In 2005 I listened to a lecture of a politician who discussed a difficult paradox. He stated that from a humanistic perspective, people living in poor countries have the right for the same standard of living as we have. But if all people obtain this lifestyle, all resources available in the world would be exhausted within a decade, leaving the world an inhabitable place. He had no answers. The lecture annoyed me and I had a long discussion with him afterwards. Not because the paradox is unreal, but because it was framed in an ‘either/or’ kind of argument. He did not believe that people could actually solve the paradox, as I put forward. Probably he considered me a naïve designer and I considered him a cynical politician. The discussion articulated the distinctive ways of thinking between a politician who has to decide wisely between options, and a designer who thinks in options. Either way: I learned that I truly believe that people are creative and can solve problems, even if these are large, and even if we are the cause of the problems. More important: I became aware that solving complex problems isn’t a personal endeavor: these require the skills and knowledge of many persons together. Many specialists need to work together in order to devise solutions none of them can conceive on their own. The question is: how do teams of specialists ‘think collectively’? And: how can I contribute to these teams as a designer?

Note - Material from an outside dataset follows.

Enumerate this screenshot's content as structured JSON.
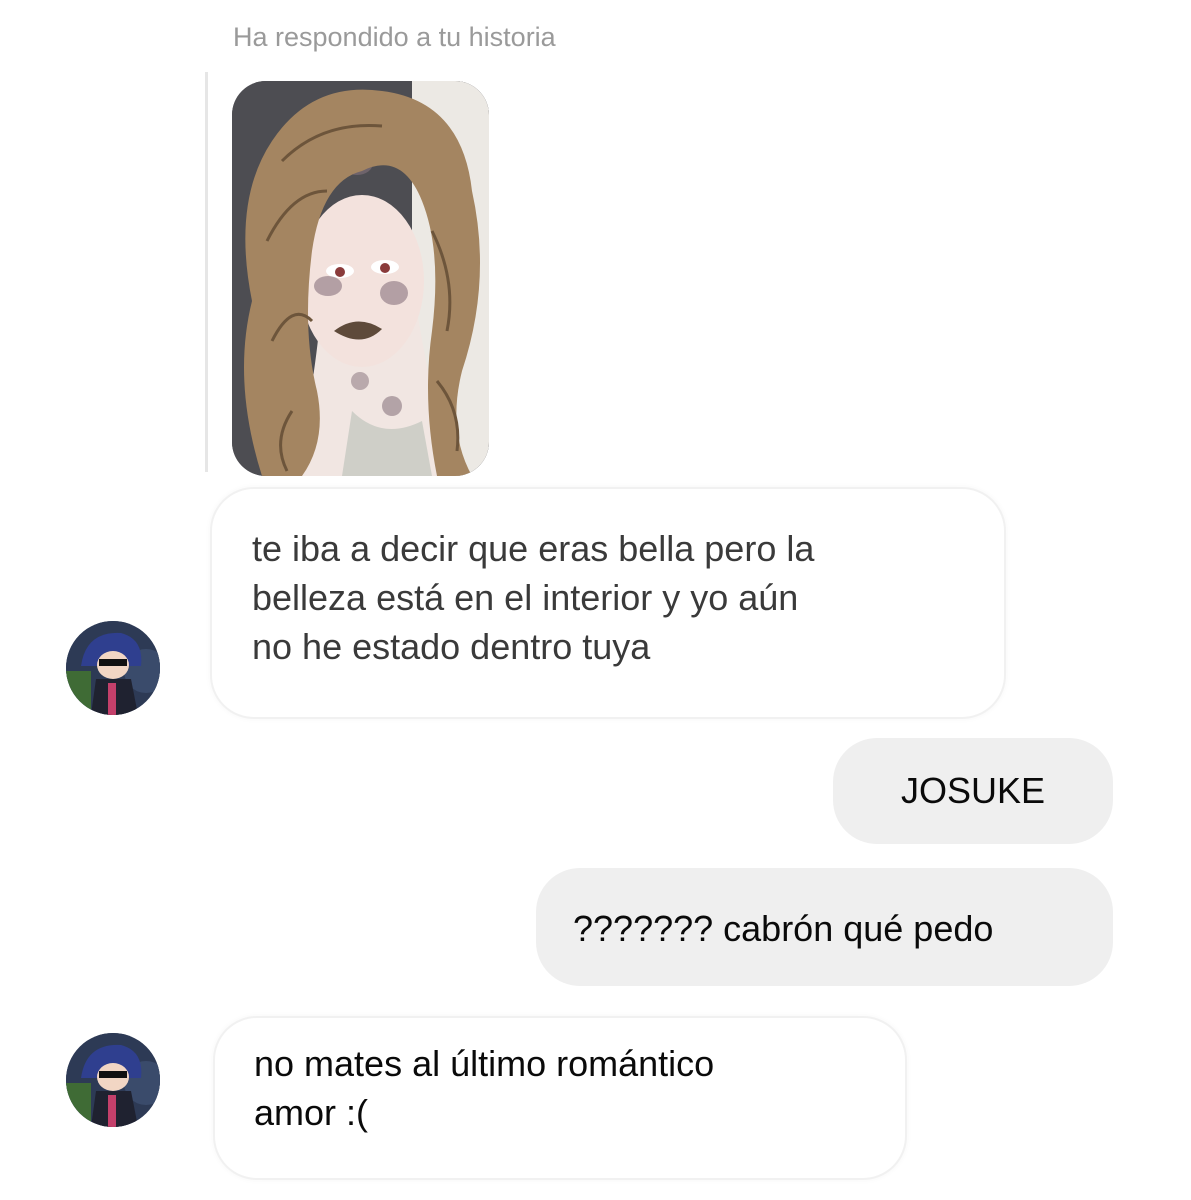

These questions incited a personal quest and resulted into a PhD thesis about New Product Development (NPD) teams. The main part concerns team cognition: how teams of persons with rather distinctive expertise ‘think together’. For example, to solve problems, even if the problems are incomprehensible each of the team members. Or to come up with exciting possibilities no one ever could have conceived on his own. The perspective adopted concerns the social dimension of product development: interacting individuals. Strangely enough, precisely the level of interacting individuals in teams is hardly studied nor described. Studies and theories always take a black box perspective. There is a good reason: the more researchers are willingly to abstract from a set of phenomena, the easier it becomes to model the phenomena at hand. With minimal assumptions on the inner workings of an NPD team, the NPD process can be modeled in such a way that it is a predictable system: a means to an end. This way of studying NPD boxes and resulted into an excess of process management oriented methods.
However, there are limitations to this ‘objective’ generalizing, as Herbert Simon argued in his seminal book Sciences of the Artificial: “then the properties of the inner system ‘show through’. That is, the behavior of the system will only partly respond to its task environment; partly, it will respond to the limiting properties of the inner system.” The inner world of NPD teams in-the-wild seems to have a poor fit with the neatly ordered models and the anomalies force scholars and managers to reconsider the paradigms on NPD, establishing new vocabulary and models. A well known example is the adaptation of the modeling of NPD processes to accommodate the fortuitous and messy character of the ‘fuzzy front end’. New anomalies surface as a result of the open innovation paradigm, that has considerable benefits, however, also imposes serious burdens for the team members. The inner world of the team must be understood in order to progress. Stated differently: the black box of NPD needs to be opened – we need to understand team cognition.